Another Stimulus Is Still Coming Despite Encouraging Economic News, GOP and White House Say

The support among Republican lawmakers and Trump administration officials for more relief amid a recession has not wavered, despite recent jobs reports that have shown the coronavirus pandemic's vice-like grip on the U.S. economy is slowly loosening as states gradually reopen.

What is less clear is whether Americans will receive another round of checks or an extended boost to their unemployment benefits. Republicans on Capitol Hill are hesitant to dish out more individual cash, although Treasury Secretary Steven Mnuchin has said he is open to the idea.

"I think everybody believes that we need to do more," Senator Roy Blunt (R-Mo.), a leadership member, told Newsweek. "We just don't know yet exactly where we need to do more and how we need to do more."

The issue of how to address lingering economic hardships—the Federal Reserve projects unemployment will be elevated for years—will be at the forefront of GOP senators' discussions in the coming weeks as they craft legislation to act as a counterproposal to House Democrats' massive $3 trillion stimulus it passed last month.

Republicans say another stimulus is coming
President Trump speaks to the press after meeting with Republican Senators in the Hart Senate Office Building on Capitol Hill, May 19 in Washington, D.C. Also pictured, L-R, Sen. Roy Blunt (R-MO), Sen. John Barrasso (R-WY) and Senate Majority Leader Mitch McConnell. Photo by Drew Angerer/Getty

Senate GOP leadership hopes to pass its next—and likely final—stimulus measure sometime after Congress' Fourth of July break and before its month-long August recess. That means lawmakers will be presented with the hefty task of swiftly negotiating two major deals—police reform in the wake of George Floyd's killing and an economic stimulus.

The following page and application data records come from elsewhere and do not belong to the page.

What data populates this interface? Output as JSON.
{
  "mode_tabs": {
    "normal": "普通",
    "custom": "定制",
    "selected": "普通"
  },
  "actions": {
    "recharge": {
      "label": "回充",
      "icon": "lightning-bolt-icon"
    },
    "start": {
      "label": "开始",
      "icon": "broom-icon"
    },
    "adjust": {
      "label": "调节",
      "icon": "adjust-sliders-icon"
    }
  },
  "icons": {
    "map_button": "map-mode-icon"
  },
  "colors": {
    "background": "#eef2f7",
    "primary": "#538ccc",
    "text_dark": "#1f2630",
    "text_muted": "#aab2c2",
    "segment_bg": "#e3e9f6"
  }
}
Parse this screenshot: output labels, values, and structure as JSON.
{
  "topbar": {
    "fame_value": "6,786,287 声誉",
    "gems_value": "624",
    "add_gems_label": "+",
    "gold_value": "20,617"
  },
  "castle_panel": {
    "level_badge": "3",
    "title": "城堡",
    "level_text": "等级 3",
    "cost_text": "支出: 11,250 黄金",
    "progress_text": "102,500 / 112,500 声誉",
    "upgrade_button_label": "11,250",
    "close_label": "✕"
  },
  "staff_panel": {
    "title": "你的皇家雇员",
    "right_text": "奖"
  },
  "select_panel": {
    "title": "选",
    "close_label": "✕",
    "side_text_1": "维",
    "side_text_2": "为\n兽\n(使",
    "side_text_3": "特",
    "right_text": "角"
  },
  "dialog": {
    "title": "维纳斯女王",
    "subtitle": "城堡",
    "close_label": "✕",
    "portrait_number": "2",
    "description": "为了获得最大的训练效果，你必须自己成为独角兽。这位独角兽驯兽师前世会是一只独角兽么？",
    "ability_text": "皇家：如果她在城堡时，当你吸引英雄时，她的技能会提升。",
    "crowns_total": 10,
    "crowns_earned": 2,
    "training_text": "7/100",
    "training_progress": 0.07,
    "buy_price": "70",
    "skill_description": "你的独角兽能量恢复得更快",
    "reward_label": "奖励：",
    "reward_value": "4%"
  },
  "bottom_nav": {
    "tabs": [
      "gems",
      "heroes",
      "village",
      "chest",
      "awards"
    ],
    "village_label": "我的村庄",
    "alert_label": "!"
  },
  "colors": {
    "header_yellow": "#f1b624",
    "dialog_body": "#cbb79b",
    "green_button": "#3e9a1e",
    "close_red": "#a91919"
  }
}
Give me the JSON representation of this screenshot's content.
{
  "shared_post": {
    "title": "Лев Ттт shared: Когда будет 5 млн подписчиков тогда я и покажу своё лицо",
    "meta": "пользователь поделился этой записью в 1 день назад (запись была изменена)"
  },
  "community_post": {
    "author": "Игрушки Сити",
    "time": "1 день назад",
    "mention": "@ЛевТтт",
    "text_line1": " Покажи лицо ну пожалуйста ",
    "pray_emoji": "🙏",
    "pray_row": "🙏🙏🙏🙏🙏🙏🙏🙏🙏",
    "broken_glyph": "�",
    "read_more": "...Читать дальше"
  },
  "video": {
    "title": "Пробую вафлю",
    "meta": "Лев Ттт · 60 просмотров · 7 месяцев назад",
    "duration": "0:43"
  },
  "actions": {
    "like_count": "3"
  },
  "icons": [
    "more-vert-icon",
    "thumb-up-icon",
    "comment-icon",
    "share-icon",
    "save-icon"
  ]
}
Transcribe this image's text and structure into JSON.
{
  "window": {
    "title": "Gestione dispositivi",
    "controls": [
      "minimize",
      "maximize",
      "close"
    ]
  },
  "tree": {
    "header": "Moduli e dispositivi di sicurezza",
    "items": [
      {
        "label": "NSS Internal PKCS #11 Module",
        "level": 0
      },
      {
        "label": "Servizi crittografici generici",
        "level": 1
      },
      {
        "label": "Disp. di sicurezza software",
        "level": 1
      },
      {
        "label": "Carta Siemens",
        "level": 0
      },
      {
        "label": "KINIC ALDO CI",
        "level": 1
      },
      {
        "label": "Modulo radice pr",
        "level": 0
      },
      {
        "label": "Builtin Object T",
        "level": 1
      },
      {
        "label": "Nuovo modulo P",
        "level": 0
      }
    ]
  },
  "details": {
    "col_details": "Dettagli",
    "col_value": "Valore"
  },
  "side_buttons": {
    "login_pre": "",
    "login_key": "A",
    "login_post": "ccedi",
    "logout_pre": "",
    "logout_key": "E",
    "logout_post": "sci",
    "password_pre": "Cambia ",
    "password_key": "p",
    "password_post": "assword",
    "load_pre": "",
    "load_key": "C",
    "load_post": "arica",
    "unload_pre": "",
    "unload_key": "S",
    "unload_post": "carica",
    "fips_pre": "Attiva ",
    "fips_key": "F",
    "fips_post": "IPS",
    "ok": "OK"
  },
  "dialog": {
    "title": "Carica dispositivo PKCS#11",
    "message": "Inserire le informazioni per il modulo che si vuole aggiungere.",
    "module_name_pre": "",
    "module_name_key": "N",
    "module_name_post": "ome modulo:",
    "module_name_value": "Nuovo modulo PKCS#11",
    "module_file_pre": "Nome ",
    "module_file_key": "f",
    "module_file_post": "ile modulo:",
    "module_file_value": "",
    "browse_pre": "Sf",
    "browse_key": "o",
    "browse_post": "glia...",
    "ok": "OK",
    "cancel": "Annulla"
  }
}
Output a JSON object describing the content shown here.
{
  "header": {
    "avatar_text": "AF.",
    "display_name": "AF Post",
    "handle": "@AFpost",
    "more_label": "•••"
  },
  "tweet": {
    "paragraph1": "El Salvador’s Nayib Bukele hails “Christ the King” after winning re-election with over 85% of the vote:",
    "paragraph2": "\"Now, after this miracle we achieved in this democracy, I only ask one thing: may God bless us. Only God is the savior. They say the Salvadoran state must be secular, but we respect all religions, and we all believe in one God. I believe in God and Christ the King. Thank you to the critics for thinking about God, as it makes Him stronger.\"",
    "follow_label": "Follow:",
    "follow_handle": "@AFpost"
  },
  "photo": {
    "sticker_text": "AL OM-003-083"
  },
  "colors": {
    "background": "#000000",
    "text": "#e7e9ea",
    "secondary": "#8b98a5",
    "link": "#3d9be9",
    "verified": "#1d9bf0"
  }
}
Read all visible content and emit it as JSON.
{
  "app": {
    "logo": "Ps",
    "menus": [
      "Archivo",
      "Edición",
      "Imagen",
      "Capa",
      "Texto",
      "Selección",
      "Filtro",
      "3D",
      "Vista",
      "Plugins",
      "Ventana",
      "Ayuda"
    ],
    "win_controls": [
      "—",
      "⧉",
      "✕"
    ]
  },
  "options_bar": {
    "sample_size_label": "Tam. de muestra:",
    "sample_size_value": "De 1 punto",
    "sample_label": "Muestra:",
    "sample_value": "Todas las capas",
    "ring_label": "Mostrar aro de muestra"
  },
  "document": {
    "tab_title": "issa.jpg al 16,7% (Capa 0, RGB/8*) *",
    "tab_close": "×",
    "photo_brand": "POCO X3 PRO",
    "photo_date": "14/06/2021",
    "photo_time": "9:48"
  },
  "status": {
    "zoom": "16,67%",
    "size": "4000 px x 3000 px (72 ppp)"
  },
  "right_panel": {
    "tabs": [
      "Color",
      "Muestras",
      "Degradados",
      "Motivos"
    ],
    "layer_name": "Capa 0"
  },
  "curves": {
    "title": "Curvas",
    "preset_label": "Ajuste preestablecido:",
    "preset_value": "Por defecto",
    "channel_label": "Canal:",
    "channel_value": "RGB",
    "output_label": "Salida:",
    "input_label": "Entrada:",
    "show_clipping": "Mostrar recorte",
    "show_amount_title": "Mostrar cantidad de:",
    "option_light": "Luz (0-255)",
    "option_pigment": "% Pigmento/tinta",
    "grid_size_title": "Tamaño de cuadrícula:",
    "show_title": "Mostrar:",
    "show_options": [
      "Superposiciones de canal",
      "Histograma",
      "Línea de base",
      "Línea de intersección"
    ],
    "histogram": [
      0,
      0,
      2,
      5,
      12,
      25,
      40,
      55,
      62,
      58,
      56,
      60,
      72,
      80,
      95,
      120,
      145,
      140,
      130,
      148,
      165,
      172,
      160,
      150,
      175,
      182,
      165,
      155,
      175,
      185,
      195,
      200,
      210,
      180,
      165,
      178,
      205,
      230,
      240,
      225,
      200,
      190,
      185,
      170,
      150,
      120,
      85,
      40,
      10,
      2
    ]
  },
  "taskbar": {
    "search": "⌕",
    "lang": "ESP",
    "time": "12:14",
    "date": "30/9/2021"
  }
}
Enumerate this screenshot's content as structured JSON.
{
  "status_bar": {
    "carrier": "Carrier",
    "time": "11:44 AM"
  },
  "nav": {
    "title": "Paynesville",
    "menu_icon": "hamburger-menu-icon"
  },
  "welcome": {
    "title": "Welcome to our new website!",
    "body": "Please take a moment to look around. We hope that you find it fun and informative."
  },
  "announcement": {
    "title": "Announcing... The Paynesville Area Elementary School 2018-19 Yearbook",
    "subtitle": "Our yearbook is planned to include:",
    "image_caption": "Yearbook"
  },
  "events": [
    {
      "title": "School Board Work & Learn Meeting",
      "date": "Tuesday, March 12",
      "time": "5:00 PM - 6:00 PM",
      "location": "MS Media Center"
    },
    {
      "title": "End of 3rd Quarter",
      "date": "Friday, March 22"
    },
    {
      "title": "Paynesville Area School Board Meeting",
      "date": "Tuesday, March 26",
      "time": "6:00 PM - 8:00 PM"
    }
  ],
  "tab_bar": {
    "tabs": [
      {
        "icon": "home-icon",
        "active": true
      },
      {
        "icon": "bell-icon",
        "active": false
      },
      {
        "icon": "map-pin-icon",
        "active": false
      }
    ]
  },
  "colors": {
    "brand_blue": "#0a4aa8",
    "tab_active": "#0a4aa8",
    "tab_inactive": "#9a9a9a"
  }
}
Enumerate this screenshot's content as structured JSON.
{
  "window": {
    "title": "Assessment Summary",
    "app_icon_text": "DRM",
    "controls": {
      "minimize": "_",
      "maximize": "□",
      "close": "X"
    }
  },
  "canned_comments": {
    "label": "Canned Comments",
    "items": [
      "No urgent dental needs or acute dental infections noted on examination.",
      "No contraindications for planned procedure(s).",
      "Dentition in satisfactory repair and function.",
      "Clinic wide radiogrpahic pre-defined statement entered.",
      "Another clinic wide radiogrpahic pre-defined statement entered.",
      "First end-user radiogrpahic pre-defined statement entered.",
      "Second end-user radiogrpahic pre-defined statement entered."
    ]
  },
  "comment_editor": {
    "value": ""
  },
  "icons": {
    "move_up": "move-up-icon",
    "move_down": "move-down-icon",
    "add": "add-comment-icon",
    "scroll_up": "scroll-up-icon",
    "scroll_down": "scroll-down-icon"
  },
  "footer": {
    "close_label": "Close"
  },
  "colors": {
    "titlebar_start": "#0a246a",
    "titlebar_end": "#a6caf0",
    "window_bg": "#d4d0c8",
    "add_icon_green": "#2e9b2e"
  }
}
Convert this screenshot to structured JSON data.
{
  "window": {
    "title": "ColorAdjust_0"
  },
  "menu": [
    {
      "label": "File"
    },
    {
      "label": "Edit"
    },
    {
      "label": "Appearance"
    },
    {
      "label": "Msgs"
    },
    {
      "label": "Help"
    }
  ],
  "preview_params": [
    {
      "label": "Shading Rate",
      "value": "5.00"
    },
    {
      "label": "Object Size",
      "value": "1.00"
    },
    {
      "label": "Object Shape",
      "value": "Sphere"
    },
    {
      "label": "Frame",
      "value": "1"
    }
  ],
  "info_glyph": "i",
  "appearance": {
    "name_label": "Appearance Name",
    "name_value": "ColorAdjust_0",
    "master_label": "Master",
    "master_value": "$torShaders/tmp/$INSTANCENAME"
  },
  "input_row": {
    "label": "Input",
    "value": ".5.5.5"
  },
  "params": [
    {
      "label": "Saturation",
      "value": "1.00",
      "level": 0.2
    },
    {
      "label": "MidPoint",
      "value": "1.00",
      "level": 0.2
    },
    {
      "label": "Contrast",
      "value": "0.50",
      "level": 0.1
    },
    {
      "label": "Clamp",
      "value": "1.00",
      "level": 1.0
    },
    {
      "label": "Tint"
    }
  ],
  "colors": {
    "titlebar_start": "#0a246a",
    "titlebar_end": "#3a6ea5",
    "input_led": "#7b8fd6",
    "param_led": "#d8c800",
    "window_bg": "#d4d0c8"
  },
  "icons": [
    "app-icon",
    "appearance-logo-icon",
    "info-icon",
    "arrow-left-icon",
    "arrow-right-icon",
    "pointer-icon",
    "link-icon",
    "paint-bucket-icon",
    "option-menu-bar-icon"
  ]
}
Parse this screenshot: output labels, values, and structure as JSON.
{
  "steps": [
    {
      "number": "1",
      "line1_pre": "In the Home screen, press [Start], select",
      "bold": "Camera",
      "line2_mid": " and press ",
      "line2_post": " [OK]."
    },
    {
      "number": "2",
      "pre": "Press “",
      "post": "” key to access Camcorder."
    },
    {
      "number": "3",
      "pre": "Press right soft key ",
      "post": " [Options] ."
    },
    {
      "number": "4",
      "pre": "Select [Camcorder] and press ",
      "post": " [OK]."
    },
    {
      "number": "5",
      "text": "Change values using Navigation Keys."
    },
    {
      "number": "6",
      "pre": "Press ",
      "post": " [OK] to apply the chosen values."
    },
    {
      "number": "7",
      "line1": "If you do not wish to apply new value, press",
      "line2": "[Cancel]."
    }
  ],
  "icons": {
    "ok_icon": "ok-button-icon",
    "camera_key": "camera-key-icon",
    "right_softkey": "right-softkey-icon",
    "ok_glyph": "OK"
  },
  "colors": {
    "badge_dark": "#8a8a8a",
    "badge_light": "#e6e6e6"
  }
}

Republicans are considering a slew of potential proposals to include: an extension of the federal jobless benefit boost of $600 per week (but at a reduced rate), a back-to-work bonus and liability protections for companies as they reopen their doors to customers.

Trump and his administration officials have indicated they are eyeing money for infrastructure and, namely, the leisure, travel and restaurant industries.

"I definitely think we are going to need another bipartisan legislation to put more money into the economy," Mnuchin told members of the Senate Small Business Committee Wednesday.

Mnuchin even told reporters this week that the White House is "very seriously considering" another round of individual checks—a position that congressional Republicans have not signaled support for. The checks would be similar to the $1,200 given to Americans under a previous $1 trillion package.

Republicans, White House eye next stimulus
Treasury Secretary Steven Mnuchin speaks at a Senate Small Business and Entrepreneurship Committee hearing on June 10 in Washington, DC. Photo by Al-Drago-Pool/Getty

Republicans have said the House-passed $3 trillion package is dead in the water. That legislation includes more aid for state and local governments, a second round of checks, hazard pay for essential workers, a lengthy unemployment extension and vote-by-mail funding.

The continued support for more federal economic aid comes even as the surprising May jobs report last week showed an increase of 2.5 million jobs in the economy, dropping the unemployment rate by about 6 percent to 13.3 percent. Still, economists have urged Congress to appropriate more funds to help speed the rebound. It is expected that it will take the U.S. years to fully recover.

The biggest debate among Republicans will be whether to favor an extension of the unemployment boost past its July 31 deadline. And if so, how much it should be reduced from the current $600 amount as some people receive more money unemployed than they did while they worked.

"Part of the reason that you haven't seen Republicans rushing headlong into the next phase is so that we have some time to get new data and see what is working and what needs to be fine-tuned," Senator Kevin Cramer (R-N.D.) told Newsweek. "We still have this struggle between a perverse incentive to work and not work."

Some Republicans, such as Senator James Lankford (Okla.), are advocating for a more individualized approach based on how much each state has reopened. He argued that recent jobs reports make "it all the more complicated" for Congress and the White House to coalesce around the same proposals.

"I don't think it's Republicans are gonna have a harder time, I think it just is a harder time, if you want to be more surgical in the approach," Lankford said. "In Oklahoma, obviously, we're through phase three, and other areas they're just starting the reopening."

Even as millions of jobs were added to the economy last month, about 1.5 million additional people filed for jobless claims last week, an indicator that unemployment "seems to be stabilizing at an alarmingly high level," said Senator Josh Hawley (R-Mo.).

"Rather than creating a situation where some folks are getting paid more to stay away from work than they would be at their jobs—the problem with that is that you don't get health care when you're on unemployment insurance—I think we'd be better spent focusing on trying to spend funds, if we're going to spend, focus on getting people their jobs back," Hawley said.

Hawley and Senator Cory Gardner (R-Col.) have pushed for an initiative where the federal government would help subsidize workers' pay to alleviate hardship on companies that rehire employees.

Senate Democrats continue to push their colleagues across the aisle to support the House-passed legislation.